■ Exercise description:
Retype the data that follows with no alterations, please.

■ Extracted records:
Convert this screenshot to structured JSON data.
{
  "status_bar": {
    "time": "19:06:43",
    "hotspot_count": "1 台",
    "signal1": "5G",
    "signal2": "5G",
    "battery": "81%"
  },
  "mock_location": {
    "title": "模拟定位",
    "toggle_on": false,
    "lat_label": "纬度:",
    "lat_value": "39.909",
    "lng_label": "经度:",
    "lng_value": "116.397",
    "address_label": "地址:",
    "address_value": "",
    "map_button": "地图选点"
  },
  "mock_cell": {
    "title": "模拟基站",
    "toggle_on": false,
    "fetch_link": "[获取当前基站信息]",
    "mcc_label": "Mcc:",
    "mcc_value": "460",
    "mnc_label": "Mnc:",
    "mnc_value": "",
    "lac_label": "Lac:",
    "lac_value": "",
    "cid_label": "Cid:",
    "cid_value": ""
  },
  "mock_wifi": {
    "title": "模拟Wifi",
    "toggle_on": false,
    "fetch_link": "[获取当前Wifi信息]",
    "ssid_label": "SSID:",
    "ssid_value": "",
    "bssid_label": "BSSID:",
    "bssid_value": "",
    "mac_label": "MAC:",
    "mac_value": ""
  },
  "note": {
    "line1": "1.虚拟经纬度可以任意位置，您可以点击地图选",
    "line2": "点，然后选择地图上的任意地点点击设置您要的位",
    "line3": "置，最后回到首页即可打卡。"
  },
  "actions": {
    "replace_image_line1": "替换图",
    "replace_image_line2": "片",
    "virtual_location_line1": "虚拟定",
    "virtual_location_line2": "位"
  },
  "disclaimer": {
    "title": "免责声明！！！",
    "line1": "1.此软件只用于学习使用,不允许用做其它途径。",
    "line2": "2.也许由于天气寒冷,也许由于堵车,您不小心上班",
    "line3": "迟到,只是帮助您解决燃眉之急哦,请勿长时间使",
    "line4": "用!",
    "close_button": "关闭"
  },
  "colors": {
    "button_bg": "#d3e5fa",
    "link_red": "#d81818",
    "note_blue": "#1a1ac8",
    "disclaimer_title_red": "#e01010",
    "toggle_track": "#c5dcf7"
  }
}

■ Written answer:
Convert this screenshot to structured JSON data.
{
  "status_bar": {
    "time": "19:06:43",
    "hotspot_count": "1 台",
    "signal1": "5G",
    "signal2": "5G",
    "battery": "81%"
  },
  "mock_location": {
    "title": "模拟定位",
    "toggle_on": false,
    "lat_label": "纬度:",
    "lat_value": "39.909",
    "lng_label": "经度:",
    "lng_value": "116.397",
    "address_label": "地址:",
    "address_value": "",
    "map_button": "地图选点"
  },
  "mock_cell": {
    "title": "模拟基站",
    "toggle_on": false,
    "fetch_link": "[获取当前基站信息]",
    "mcc_label": "Mcc:",
    "mcc_value": "460",
    "mnc_label": "Mnc:",
    "mnc_value": "",
    "lac_label": "Lac:",
    "lac_value": "",
    "cid_label": "Cid:",
    "cid_value": ""
  },
  "mock_wifi": {
    "title": "模拟Wifi",
    "toggle_on": false,
    "fetch_link": "[获取当前Wifi信息]",
    "ssid_label": "SSID:",
    "ssid_value": "",
    "bssid_label": "BSSID:",
    "bssid_value": "",
    "mac_label": "MAC:",
    "mac_value": ""
  },
  "note": {
    "line1": "1.虚拟经纬度可以任意位置，您可以点击地图选",
    "line2": "点，然后选择地图上的任意地点点击设置您要的位",
    "line3": "置，最后回到首页即可打卡。"
  },
  "actions": {
    "replace_image_line1": "替换图",
    "replace_image_line2": "片",
    "virtual_location_line1": "虚拟定",
    "virtual_location_line2": "位"
  },
  "disclaimer": {
    "title": "免责声明！！！",
    "line1": "1.此软件只用于学习使用,不允许用做其它途径。",
    "line2": "2.也许由于天气寒冷,也许由于堵车,您不小心上班",
    "line3": "迟到,只是帮助您解决燃眉之急哦,请勿长时间使",
    "line4": "用!",
    "close_button": "关闭"
  },
  "colors": {
    "button_bg": "#d3e5fa",
    "link_red": "#d81818",
    "note_blue": "#1a1ac8",
    "disclaimer_title_red": "#e01010",
    "toggle_track": "#c5dcf7"
  }
}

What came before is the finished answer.